structures, but regional shippers can register significant savings by
enlisting in zone-based rate programs.
Does the service offer discounts to companies that drop off parcels at
the carrier site?
Does the service have drop boxes located in convenient locations?
Does the delivery service charge fees based upon package size, in
addition to package weight? This can be an important consideration if
your company's parcels are even of moderate size.
What degree of parcel/document tracking capability does your company
require? Companies that deliver materials to rural/remote locales
typically look to major carriers offering universal coverage. In
addition, businesses that ship time-or content-sensitive materials also
typically enlist the services of companies like UPS or Federal Express,
which can provide clients with detailed information on shipment data.
"Web based tracing and tracking, while still considered a
value-added service among many transportation providers, has become a
standard offering in the package delivery business," wrote Tim
"That has small-package firms rapidly adding new functionality
to their Web sites to put more information in shippers' hands and
to differentiate themselves from their competition."
What value-added services does the delivery company offer, and at what
price? "Major package carriers … act as transportation
companies, freight forwarders, and customs brokers rolled into one,
handling everything from package pick up and delivery to customs
clearance," observed Minahan.
Do you want shipping data integrated into other operational aspects of
your company, such as inventory management? Major carriers offer systems
that can aid clients in this regard, although some experts warn that
such arrangements can tie businesses to one carrier to the exclusion of
Which delivery options are most cost-effective for your company? In
today's fast-paced business environment, overnight delivery is
immensely popular with small and large businesses alike, and same-day
delivery guarantees have proven profitable for many regional carriers.
But many letters and parcels simply do not have to be delivered in such
short time spans. Savvy business owners often look to more economical
two-or three-day delivery plans instead. These options provide shippers
with time-definite guarantees at a fraction of the cost of same-day or
Brown, Ann. "Saving on Next-Day Delivery: The Right Mailing Service
Can Reduce Your Office Expenses."
Coleman, Lisa. "Overnight isn't Fast Enough."
. July 31, 1995.

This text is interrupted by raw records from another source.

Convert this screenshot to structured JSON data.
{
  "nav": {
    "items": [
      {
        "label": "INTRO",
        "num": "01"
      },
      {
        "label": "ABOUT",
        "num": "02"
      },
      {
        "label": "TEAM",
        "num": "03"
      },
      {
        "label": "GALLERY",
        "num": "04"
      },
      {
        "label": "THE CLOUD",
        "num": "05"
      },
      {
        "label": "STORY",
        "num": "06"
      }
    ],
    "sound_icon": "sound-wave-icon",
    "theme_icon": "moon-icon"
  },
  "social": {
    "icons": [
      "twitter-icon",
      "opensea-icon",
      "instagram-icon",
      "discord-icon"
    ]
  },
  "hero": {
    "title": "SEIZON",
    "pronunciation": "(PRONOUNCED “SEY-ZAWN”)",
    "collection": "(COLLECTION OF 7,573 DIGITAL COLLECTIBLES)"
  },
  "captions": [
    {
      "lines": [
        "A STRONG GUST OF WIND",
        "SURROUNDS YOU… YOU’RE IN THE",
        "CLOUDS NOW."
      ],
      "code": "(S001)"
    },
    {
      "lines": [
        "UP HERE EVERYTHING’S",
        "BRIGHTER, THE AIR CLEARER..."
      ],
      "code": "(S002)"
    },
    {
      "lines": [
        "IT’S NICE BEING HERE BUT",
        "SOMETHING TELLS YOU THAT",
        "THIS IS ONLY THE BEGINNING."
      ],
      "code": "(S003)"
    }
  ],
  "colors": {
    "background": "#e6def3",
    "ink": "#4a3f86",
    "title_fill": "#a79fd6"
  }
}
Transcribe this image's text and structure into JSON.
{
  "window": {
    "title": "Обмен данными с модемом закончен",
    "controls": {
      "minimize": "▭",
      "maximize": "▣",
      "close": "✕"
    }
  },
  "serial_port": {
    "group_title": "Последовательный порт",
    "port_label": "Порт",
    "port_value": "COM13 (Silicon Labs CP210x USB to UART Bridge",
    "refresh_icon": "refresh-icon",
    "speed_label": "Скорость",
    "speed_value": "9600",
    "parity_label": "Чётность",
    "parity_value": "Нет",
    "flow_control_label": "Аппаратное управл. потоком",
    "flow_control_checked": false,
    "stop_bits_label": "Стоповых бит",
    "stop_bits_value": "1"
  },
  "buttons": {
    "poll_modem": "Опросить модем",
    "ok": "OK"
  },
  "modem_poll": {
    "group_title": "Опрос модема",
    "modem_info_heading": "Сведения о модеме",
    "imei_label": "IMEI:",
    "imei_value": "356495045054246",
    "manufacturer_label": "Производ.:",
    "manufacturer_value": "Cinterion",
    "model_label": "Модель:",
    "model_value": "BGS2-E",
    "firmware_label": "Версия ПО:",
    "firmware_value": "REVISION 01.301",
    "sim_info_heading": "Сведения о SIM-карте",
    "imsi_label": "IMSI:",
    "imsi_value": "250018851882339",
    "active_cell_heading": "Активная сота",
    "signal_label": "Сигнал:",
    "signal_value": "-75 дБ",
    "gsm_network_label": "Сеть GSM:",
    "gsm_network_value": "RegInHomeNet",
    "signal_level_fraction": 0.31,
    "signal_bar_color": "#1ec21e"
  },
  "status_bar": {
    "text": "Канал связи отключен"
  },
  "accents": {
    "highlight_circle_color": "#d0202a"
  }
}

Minahan, Tim. "Strategy Shift Pushes More Business to Parcel
March 26, 1998.
Rice, Marc. "Competition Fierce in Complex Business of Delivering
May 22, 1995.
Sigworth, Dwight. "How to Choose a Package Carrier."
Air Cargo World.